● **Dataset rows for apps and sites**
####################
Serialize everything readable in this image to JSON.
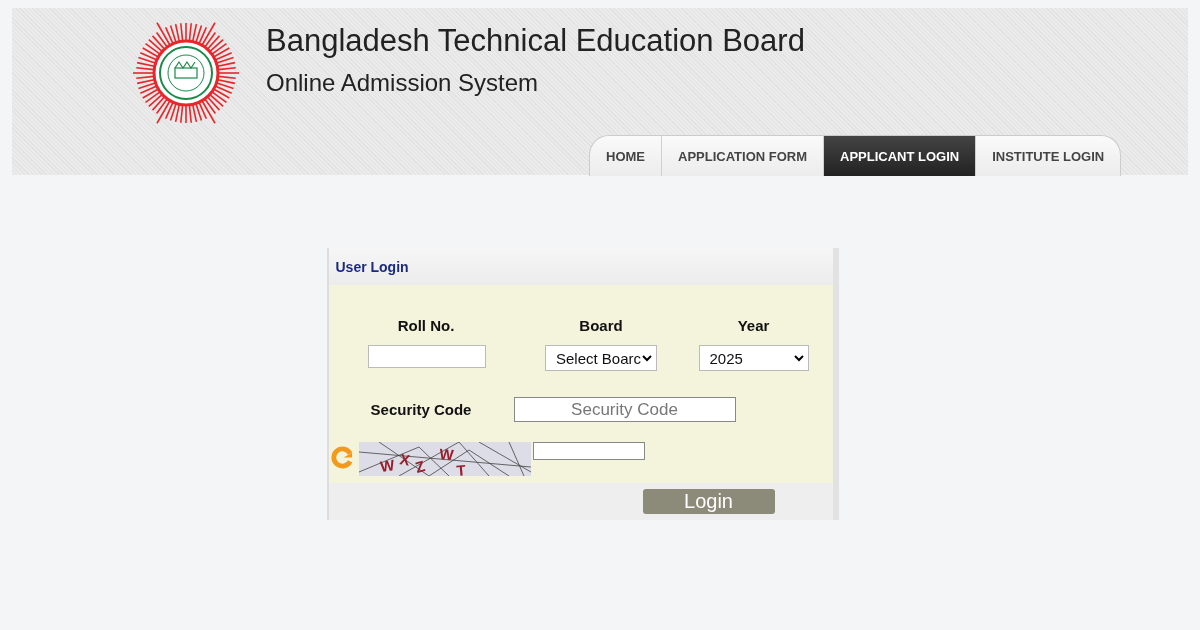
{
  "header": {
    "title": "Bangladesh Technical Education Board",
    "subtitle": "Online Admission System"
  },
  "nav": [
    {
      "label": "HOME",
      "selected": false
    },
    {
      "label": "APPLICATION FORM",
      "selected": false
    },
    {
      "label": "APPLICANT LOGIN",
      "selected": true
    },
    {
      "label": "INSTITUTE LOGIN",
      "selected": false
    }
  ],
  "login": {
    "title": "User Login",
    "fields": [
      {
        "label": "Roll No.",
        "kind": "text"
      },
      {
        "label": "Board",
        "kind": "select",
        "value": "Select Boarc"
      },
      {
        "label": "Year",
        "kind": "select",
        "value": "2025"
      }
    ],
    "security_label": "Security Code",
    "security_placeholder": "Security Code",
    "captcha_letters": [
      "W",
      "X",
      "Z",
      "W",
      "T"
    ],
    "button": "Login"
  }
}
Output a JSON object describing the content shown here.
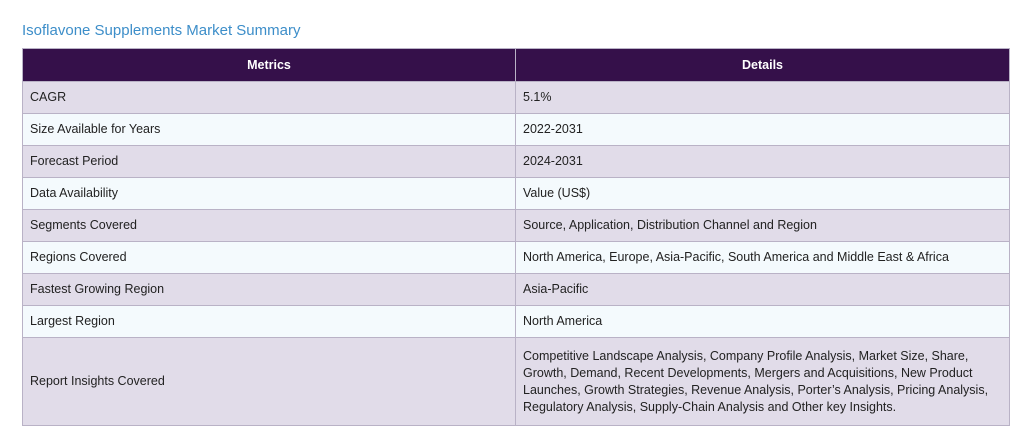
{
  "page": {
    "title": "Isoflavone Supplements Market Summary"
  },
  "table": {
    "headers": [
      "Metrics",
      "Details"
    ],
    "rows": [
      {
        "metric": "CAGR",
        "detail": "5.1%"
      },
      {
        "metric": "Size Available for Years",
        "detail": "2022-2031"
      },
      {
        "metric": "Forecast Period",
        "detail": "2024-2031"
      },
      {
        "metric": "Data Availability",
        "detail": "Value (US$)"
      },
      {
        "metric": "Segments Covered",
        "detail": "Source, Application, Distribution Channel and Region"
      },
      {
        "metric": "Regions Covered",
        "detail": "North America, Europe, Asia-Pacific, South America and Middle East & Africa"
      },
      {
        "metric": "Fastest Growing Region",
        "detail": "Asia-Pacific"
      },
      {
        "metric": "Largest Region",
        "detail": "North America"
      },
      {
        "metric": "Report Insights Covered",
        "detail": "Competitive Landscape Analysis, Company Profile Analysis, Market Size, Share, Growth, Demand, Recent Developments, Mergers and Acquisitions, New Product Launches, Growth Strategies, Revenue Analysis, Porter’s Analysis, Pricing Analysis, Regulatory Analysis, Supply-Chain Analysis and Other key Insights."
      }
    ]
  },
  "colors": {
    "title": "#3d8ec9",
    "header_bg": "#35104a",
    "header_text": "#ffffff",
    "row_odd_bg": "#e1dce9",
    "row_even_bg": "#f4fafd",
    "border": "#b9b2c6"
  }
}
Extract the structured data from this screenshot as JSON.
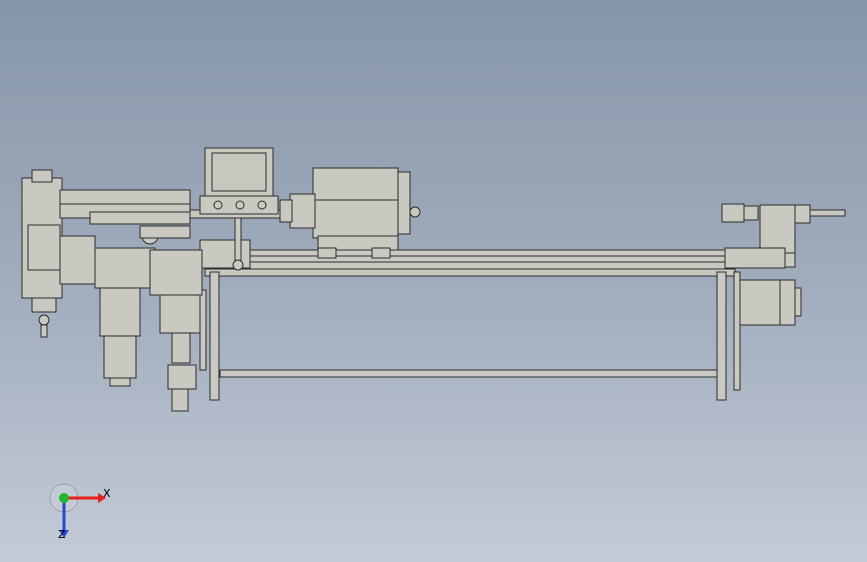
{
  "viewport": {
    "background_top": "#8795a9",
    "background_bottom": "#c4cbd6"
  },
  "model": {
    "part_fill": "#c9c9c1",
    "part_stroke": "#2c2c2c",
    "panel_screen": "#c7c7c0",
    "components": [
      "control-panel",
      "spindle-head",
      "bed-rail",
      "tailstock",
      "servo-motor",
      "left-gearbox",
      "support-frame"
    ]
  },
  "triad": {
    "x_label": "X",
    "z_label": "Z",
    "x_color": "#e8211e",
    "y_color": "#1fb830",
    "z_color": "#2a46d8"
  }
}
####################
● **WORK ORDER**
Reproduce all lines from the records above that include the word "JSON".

● **RESULT FOR THIS TASK**
Serialize everything readable in this image to JSON.
Output a JSON object describing the content shown here.
Extract the structured data from this screenshot as JSON.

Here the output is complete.